▶ [What the task requires] Please, without the pictures, restate every entry exactly.

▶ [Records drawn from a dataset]
# # # #
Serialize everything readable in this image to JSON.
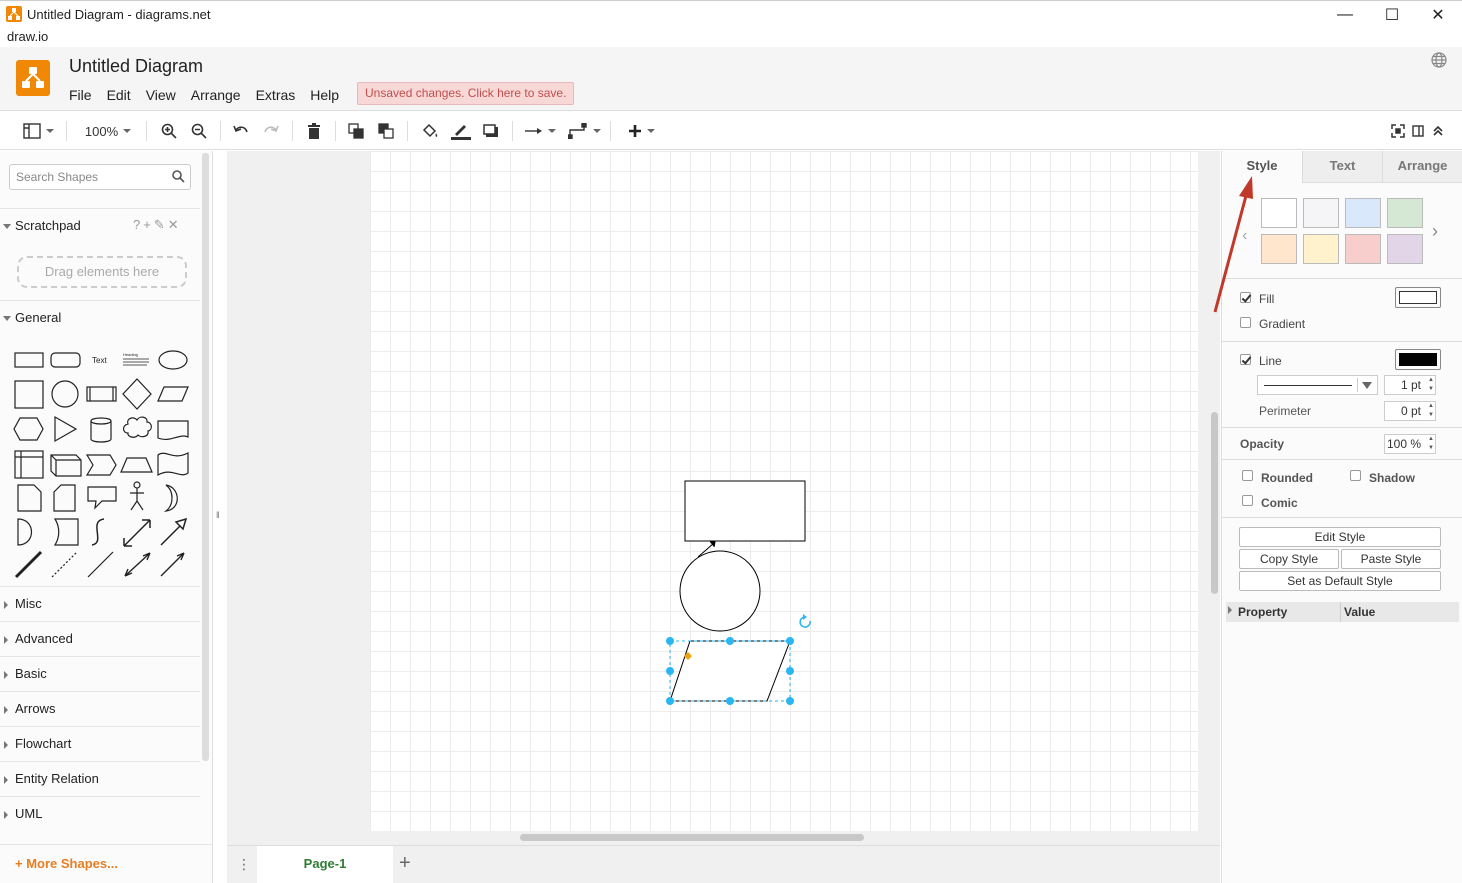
{
  "window": {
    "title": "Untitled Diagram - diagrams.net",
    "minimize_glyph": "—",
    "maximize_glyph": "☐",
    "close_glyph": "✕"
  },
  "app_label": "draw.io",
  "header": {
    "doc_title": "Untitled Diagram",
    "menus": [
      "File",
      "Edit",
      "View",
      "Arrange",
      "Extras",
      "Help"
    ],
    "unsaved_notice": "Unsaved changes. Click here to save."
  },
  "toolbar": {
    "zoom": "100%"
  },
  "sidebar": {
    "search_placeholder": "Search Shapes",
    "scratchpad_label": "Scratchpad",
    "scratchpad_tools": "?+✎✕",
    "drag_hint": "Drag elements here",
    "general_label": "General",
    "sections": [
      "Misc",
      "Advanced",
      "Basic",
      "Arrows",
      "Flowchart",
      "Entity Relation",
      "UML"
    ],
    "more_shapes": "More Shapes...",
    "text_shape_label": "Text",
    "heading_shape_label": "Heading"
  },
  "pages": {
    "active": "Page-1"
  },
  "format_panel": {
    "tabs": [
      "Style",
      "Text",
      "Arrange"
    ],
    "swatches": [
      "#ffffff",
      "#f5f5f7",
      "#dae8fc",
      "#d5e8d4",
      "#ffe6cc",
      "#fff2cc",
      "#f8cecc",
      "#e1d5e7"
    ],
    "fill_label": "Fill",
    "fill_color": "#ffffff",
    "gradient_label": "Gradient",
    "line_label": "Line",
    "line_color": "#000000",
    "line_width": "1 pt",
    "perimeter_label": "Perimeter",
    "perimeter_value": "0 pt",
    "opacity_label": "Opacity",
    "opacity_value": "100 %",
    "rounded_label": "Rounded",
    "shadow_label": "Shadow",
    "comic_label": "Comic",
    "edit_style": "Edit Style",
    "copy_style": "Copy Style",
    "paste_style": "Paste Style",
    "default_style": "Set as Default Style",
    "property_header": "Property",
    "value_header": "Value"
  },
  "colors": {
    "accent_orange": "#f08705",
    "selection_blue": "#29b6f2",
    "page_tab_green": "#2e7d32",
    "annotation_arrow": "#c0392b"
  }
}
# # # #
▶ [Task response]
Serialize everything readable in this image to JSON.
{
  "window": {
    "title": "Untitled Diagram - diagrams.net",
    "minimize_glyph": "—",
    "maximize_glyph": "☐",
    "close_glyph": "✕"
  },
  "app_label": "draw.io",
  "header": {
    "doc_title": "Untitled Diagram",
    "menus": [
      "File",
      "Edit",
      "View",
      "Arrange",
      "Extras",
      "Help"
    ],
    "unsaved_notice": "Unsaved changes. Click here to save."
  },
  "toolbar": {
    "zoom": "100%"
  },
  "sidebar": {
    "search_placeholder": "Search Shapes",
    "scratchpad_label": "Scratchpad",
    "scratchpad_tools": "?+✎✕",
    "drag_hint": "Drag elements here",
    "general_label": "General",
    "sections": [
      "Misc",
      "Advanced",
      "Basic",
      "Arrows",
      "Flowchart",
      "Entity Relation",
      "UML"
    ],
    "more_shapes": "More Shapes...",
    "text_shape_label": "Text",
    "heading_shape_label": "Heading"
  },
  "pages": {
    "active": "Page-1"
  },
  "format_panel": {
    "tabs": [
      "Style",
      "Text",
      "Arrange"
    ],
    "swatches": [
      "#ffffff",
      "#f5f5f7",
      "#dae8fc",
      "#d5e8d4",
      "#ffe6cc",
      "#fff2cc",
      "#f8cecc",
      "#e1d5e7"
    ],
    "fill_label": "Fill",
    "fill_color": "#ffffff",
    "gradient_label": "Gradient",
    "line_label": "Line",
    "line_color": "#000000",
    "line_width": "1 pt",
    "perimeter_label": "Perimeter",
    "perimeter_value": "0 pt",
    "opacity_label": "Opacity",
    "opacity_value": "100 %",
    "rounded_label": "Rounded",
    "shadow_label": "Shadow",
    "comic_label": "Comic",
    "edit_style": "Edit Style",
    "copy_style": "Copy Style",
    "paste_style": "Paste Style",
    "default_style": "Set as Default Style",
    "property_header": "Property",
    "value_header": "Value"
  },
  "colors": {
    "accent_orange": "#f08705",
    "selection_blue": "#29b6f2",
    "page_tab_green": "#2e7d32",
    "annotation_arrow": "#c0392b"
  }
}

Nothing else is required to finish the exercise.